In 2001, Karen S. Budd wrote a paper titled “Assessing Parenting Competence in Child Protection Cases: A Clinical Practice Model.” In that paper, Budd cites a study of 190 mental health evaluations completed on parents in child welfare cases in a large urban environment. The study identified “numerous substantive limitations in the content and comprehensiveness of assessments.” The evaluations were completed in a single session, used few sources of information other than the parent, rarely included parent-child observation, and often failed to describe the parent’s caregiving qualities, the child’s feelings about the parent’s caregiving ability, or the child’s relationship with the parent. As a result, Budd found that the evaluations fell short of the American Psychological Association’s guidelines for child welfare evaluations.
Although Budd’s paper was published in 2001 we have not made much, if any, progress in implementing meaningful changes to either the content or context of these evaluations. Despite their glaring and documented deficiencies, judges, guardian-ad-litems and other stakeholders in dependency cases often place a premium on these evaluations and their recommendations. Tragically the evaluations are often the final nail in the coffin of a dependency adjudication or a termination hearing. And while an attorney may be able to attack the validity of an evaluation in any single case, it is time for a larger shift in child welfare’s acceptance of these problematic evaluations.
As a parent attorney for nine years, I have had the opportunity to review dozens and dozens of parental fitness and psychological evaluations, but I have never seen one that recommends that a child return home (even under any conditions) or that a parent have unsupervised visitation. Instead, I have seen evaluations missing key evaluative components, relying on incorrect information, or copying and pasting paragraphs with other individual’s information. I have also seen evaluations recommending parents lose weight, maintain housing for six months prior to unsupervised visitation, or obtain a GED or high school diploma. A “therapeutic” recommendation is often that parents “comply with their case plans” without the evaluator ever seeing those case plans. And I have seen the same evaluators marched into court over and over and over again to produce the same findings, give the same recommendations, and receive the same payment from the Department. When does this become just an “expert for hire”?
Along those lines—a word to the profession. While APA guidelines are aspirational, all states have licensing rules, requirements, and standards, some of which speak directly to conduct governing these types of evaluations. For an example in Georgia, professional licensure mandates compliance with the Code of Ethics for psychologists and counselors. One such code requirement is that psychologists base the opinion in their reports on information and techniques “sufficient to substantiate their findings.” Thus, while APA Guidelines are not mandatory, licensing requirements are, and yet many evaluations fall far short of these guidelines. In fact, the agency in Georgia used two evaluators in dozens of cases who had been sanctioned by the licensing board for failing to meet their ethical requirements.

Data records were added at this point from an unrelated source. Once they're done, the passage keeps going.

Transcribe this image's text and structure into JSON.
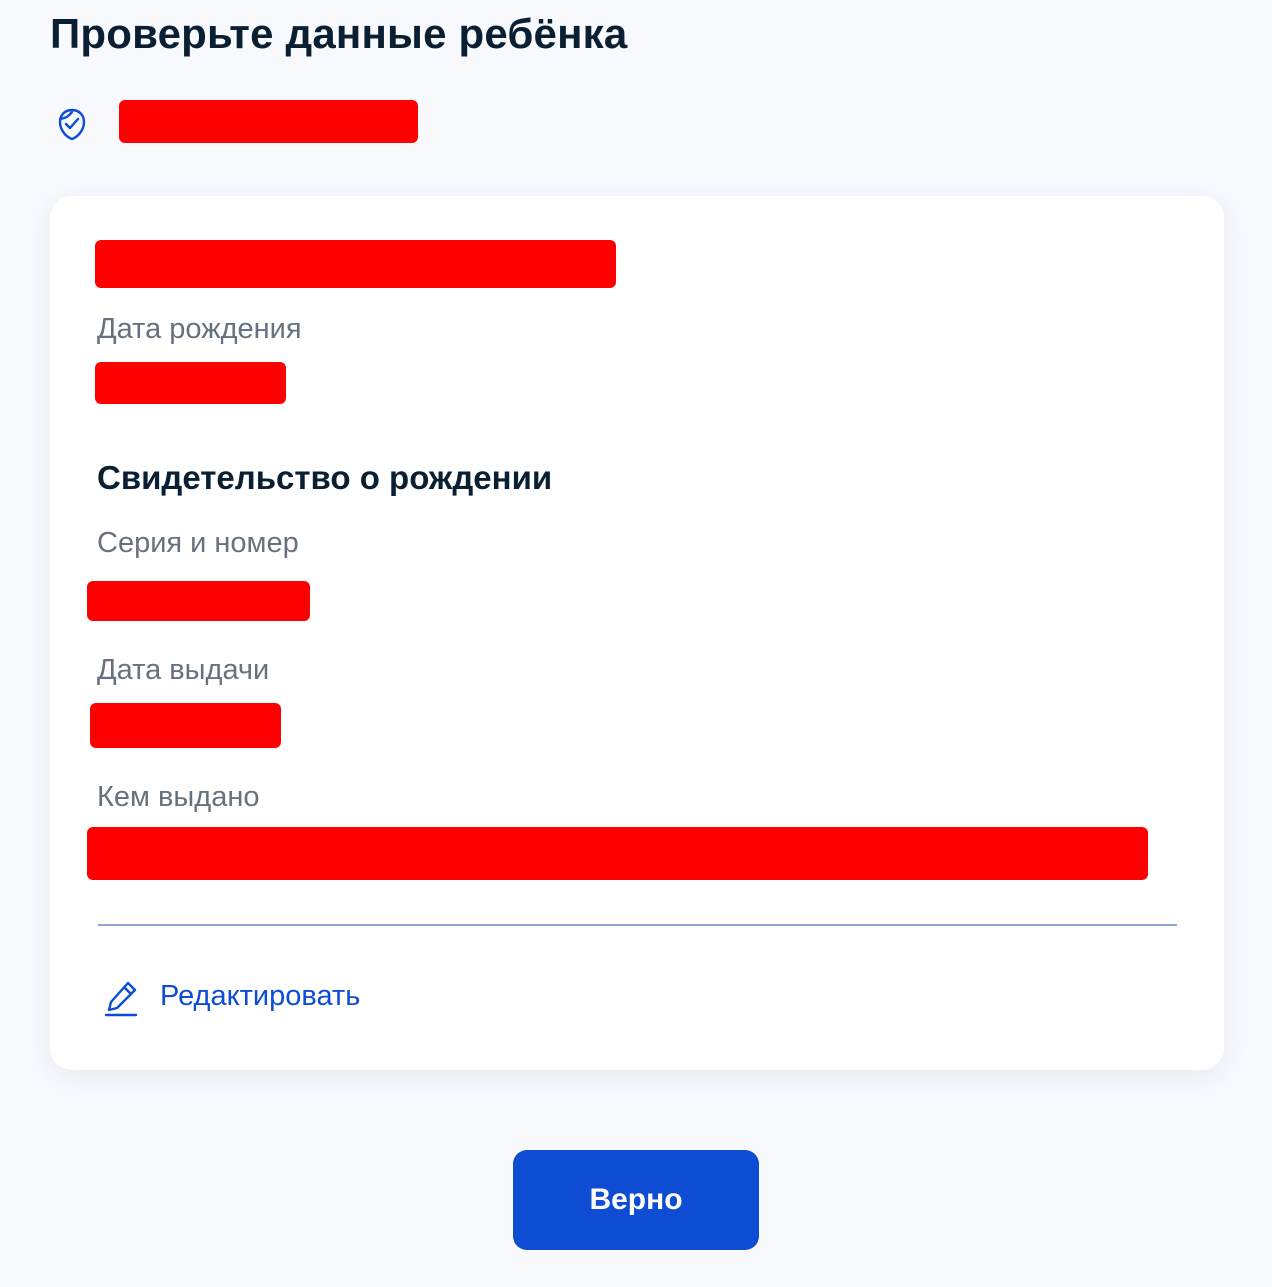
{
  "header": {
    "title": "Проверьте данные ребёнка",
    "verified_icon": "shield-check-icon"
  },
  "card": {
    "birth_date_label": "Дата рождения",
    "certificate_section_title": "Свидетельство о рождении",
    "series_number_label": "Серия и номер",
    "issue_date_label": "Дата выдачи",
    "issued_by_label": "Кем выдано",
    "edit_icon": "pencil-icon",
    "edit_label": "Редактировать"
  },
  "actions": {
    "confirm_label": "Верно"
  },
  "colors": {
    "accent": "#0d4cd3",
    "title_text": "#0b1f33",
    "label_text": "#66727f",
    "redaction": "#ff0000",
    "background": "#f8f9fd",
    "card_background": "#ffffff"
  }
}
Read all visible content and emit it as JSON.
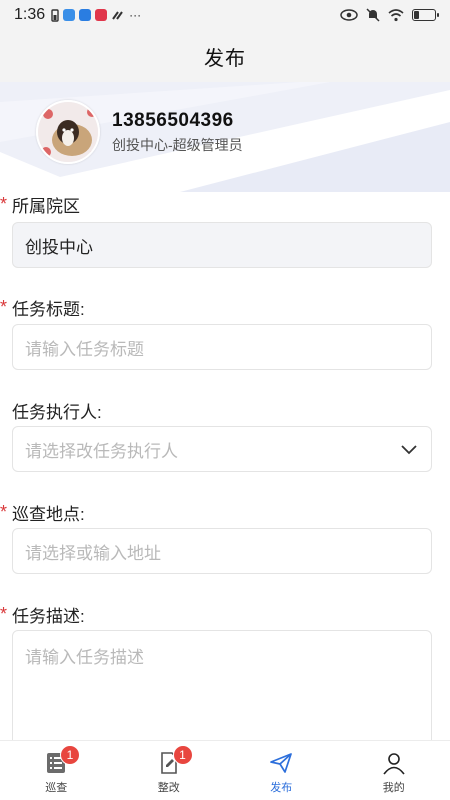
{
  "status_bar": {
    "time": "1:36",
    "more": "···",
    "battery_level": 0.25
  },
  "header": {
    "title": "发布"
  },
  "profile": {
    "phone": "13856504396",
    "role": "创投中心-超级管理员"
  },
  "form": {
    "campus": {
      "label": "所属院区",
      "required": true,
      "value": "创投中心"
    },
    "task_title": {
      "label": "任务标题:",
      "required": true,
      "placeholder": "请输入任务标题"
    },
    "executor": {
      "label": "任务执行人:",
      "required": false,
      "placeholder": "请选择改任务执行人"
    },
    "location": {
      "label": "巡查地点:",
      "required": true,
      "placeholder": "请选择或输入地址"
    },
    "description": {
      "label": "任务描述:",
      "required": true,
      "placeholder": "请输入任务描述"
    },
    "required_mark": "*"
  },
  "tabbar": {
    "tabs": [
      {
        "label": "巡查",
        "icon": "list-doc-icon",
        "badge": "1",
        "active": false
      },
      {
        "label": "整改",
        "icon": "edit-doc-icon",
        "badge": "1",
        "active": false
      },
      {
        "label": "发布",
        "icon": "send-icon",
        "badge": "",
        "active": true
      },
      {
        "label": "我的",
        "icon": "user-icon",
        "badge": "",
        "active": false
      }
    ]
  },
  "colors": {
    "accent": "#2d6fdb",
    "required": "#d9383a",
    "badge": "#e8463f",
    "header_bg": "#f3f3f3"
  }
}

And to the evaluators: your client might be the agency, but your moral obligation is certainly to the families. Do not cut corners, make sure you question “informed” consent, ask what the forensic question is, identify limitations in your recommendations, and get to know the family. Your work does not exist in the vacuum. An evaluation can follow families for years, even if you never testify in a courtroom. Child welfare is a complex and nuanced area, so do not function only as a check-mark for agencies. Agencies remove children unnecessarily and illegally. The very fact that a parent has a foster care case, or is involved with the agency, does not make them a danger to a child. As Budd writes, “[p]sychologists who provide evaluations in a forensic context must approach the task with an open mind, tolerance for ambiguity and confidence that full information enhances decision making.” If you can’t do this, please decline to offer services.

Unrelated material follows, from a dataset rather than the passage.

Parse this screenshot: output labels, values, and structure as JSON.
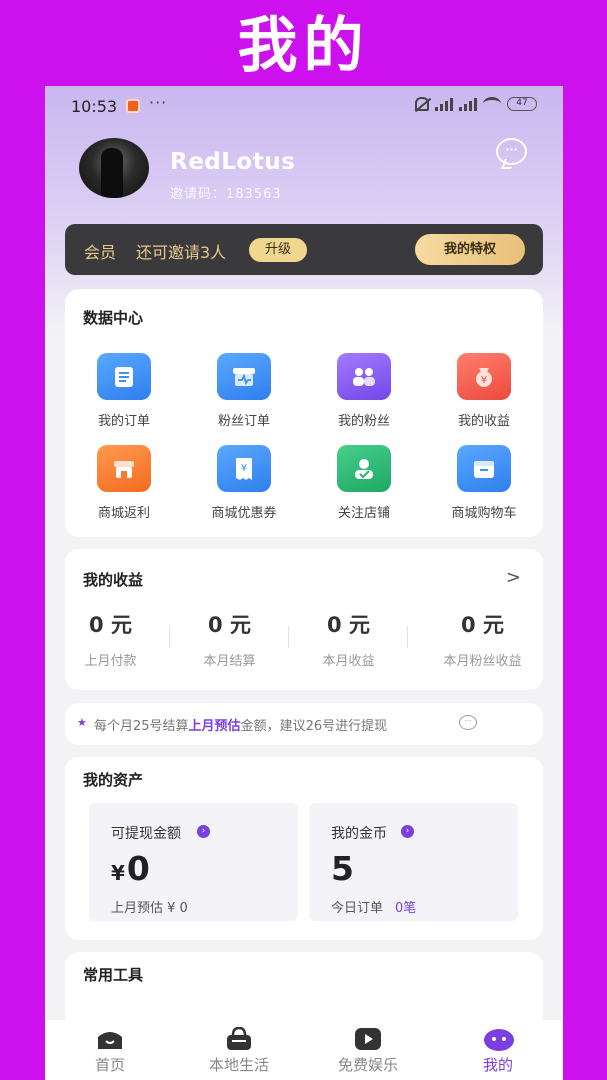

As Budd’s paper reaches twenty years since publication, it is past time to revisit and, at a minimum, actually implement her three recommendations for improving these evaluations (when they “must” be utilized): (1) put “emphasis on the parent’s functioning as a caregiver and on qualities of the parent-child relationship”; (2) “focus on functional skills and deficits involved in everyday parenting patterns”; and (3) include “. . . measurement of parenting advocacy in light of what would be minimally necessary to protect the safety of the child” (all emphasis is my own). Budd further proposes that evaluators should offer a conservative approach when offering opinions on legal issues. Lastly, the three recommendations simply represent a good start. We should also engage the ideas and strategies of other professional groups who are currently looking at measuring and accounting for parental trauma, resilience and cultural relevance in child welfare evaluations.
There is no doubt in my mind that years from now when we look at back at senseless adjudications and terminations, we shall deeply question the “experts” that recommended and approved such drastic and harmful measures. But why wait until then? It would be my hope that in light of the glaring and significant issues with these evaluations, child welfare practitioners would reconsider the need for these evaluations at all. As Vivek Sankaran points out in his blog post from July 20, 2021 “Reframing How We View Families,” there are immediate changes to the system that we can implement to improve outcomes simply by challenging our underlying values about these families and our business-as-usual approach. To me, one simple step we can implement immediately would be to cease the overreliance and over utilization of deficient evaluations. After all, a system built on deficiencies will also be defective.